---------- GIVEN INFORMATION ----------

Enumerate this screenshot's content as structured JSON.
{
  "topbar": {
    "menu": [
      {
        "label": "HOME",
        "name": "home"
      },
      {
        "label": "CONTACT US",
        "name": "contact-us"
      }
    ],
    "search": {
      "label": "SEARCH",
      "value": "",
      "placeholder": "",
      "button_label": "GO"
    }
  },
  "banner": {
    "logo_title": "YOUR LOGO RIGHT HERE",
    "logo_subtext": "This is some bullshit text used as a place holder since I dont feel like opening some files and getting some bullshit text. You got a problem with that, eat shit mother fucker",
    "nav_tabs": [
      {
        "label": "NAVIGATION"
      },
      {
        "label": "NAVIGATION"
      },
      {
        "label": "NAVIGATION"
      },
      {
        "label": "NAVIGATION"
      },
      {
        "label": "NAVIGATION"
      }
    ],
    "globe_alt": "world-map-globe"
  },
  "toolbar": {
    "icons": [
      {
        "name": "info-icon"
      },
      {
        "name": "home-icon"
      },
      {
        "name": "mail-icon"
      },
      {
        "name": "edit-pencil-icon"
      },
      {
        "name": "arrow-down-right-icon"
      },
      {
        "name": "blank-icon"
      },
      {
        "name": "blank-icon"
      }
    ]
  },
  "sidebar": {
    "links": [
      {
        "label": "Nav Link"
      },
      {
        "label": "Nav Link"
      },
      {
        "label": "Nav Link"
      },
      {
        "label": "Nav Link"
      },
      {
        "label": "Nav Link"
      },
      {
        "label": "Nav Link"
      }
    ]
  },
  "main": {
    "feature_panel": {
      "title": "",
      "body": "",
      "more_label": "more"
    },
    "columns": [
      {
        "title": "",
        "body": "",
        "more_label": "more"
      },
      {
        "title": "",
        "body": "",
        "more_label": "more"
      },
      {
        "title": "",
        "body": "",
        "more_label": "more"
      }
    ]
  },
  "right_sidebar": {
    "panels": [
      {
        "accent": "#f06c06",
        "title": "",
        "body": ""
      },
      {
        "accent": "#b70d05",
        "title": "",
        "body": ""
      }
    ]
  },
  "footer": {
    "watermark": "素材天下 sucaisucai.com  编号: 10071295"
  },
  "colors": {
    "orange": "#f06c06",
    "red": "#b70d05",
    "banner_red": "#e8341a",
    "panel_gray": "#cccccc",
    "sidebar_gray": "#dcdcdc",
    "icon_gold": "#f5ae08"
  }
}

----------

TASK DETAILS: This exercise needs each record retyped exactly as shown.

EXERCISE ANSWER:
Enumerate this screenshot's content as structured JSON.
{
  "topbar": {
    "menu": [
      {
        "label": "HOME",
        "name": "home"
      },
      {
        "label": "CONTACT US",
        "name": "contact-us"
      }
    ],
    "search": {
      "label": "SEARCH",
      "value": "",
      "placeholder": "",
      "button_label": "GO"
    }
  },
  "banner": {
    "logo_title": "YOUR LOGO RIGHT HERE",
    "logo_subtext": "This is some bullshit text used as a place holder since I dont feel like opening some files and getting some bullshit text. You got a problem with that, eat shit mother fucker",
    "nav_tabs": [
      {
        "label": "NAVIGATION"
      },
      {
        "label": "NAVIGATION"
      },
      {
        "label": "NAVIGATION"
      },
      {
        "label": "NAVIGATION"
      },
      {
        "label": "NAVIGATION"
      }
    ],
    "globe_alt": "world-map-globe"
  },
  "toolbar": {
    "icons": [
      {
        "name": "info-icon"
      },
      {
        "name": "home-icon"
      },
      {
        "name": "mail-icon"
      },
      {
        "name": "edit-pencil-icon"
      },
      {
        "name": "arrow-down-right-icon"
      },
      {
        "name": "blank-icon"
      },
      {
        "name": "blank-icon"
      }
    ]
  },
  "sidebar": {
    "links": [
      {
        "label": "Nav Link"
      },
      {
        "label": "Nav Link"
      },
      {
        "label": "Nav Link"
      },
      {
        "label": "Nav Link"
      },
      {
        "label": "Nav Link"
      },
      {
        "label": "Nav Link"
      }
    ]
  },
  "main": {
    "feature_panel": {
      "title": "",
      "body": "",
      "more_label": "more"
    },
    "columns": [
      {
        "title": "",
        "body": "",
        "more_label": "more"
      },
      {
        "title": "",
        "body": "",
        "more_label": "more"
      },
      {
        "title": "",
        "body": "",
        "more_label": "more"
      }
    ]
  },
  "right_sidebar": {
    "panels": [
      {
        "accent": "#f06c06",
        "title": "",
        "body": ""
      },
      {
        "accent": "#b70d05",
        "title": "",
        "body": ""
      }
    ]
  },
  "footer": {
    "watermark": "素材天下 sucaisucai.com  编号: 10071295"
  },
  "colors": {
    "orange": "#f06c06",
    "red": "#b70d05",
    "banner_red": "#e8341a",
    "panel_gray": "#cccccc",
    "sidebar_gray": "#dcdcdc",
    "icon_gold": "#f5ae08"
  }
}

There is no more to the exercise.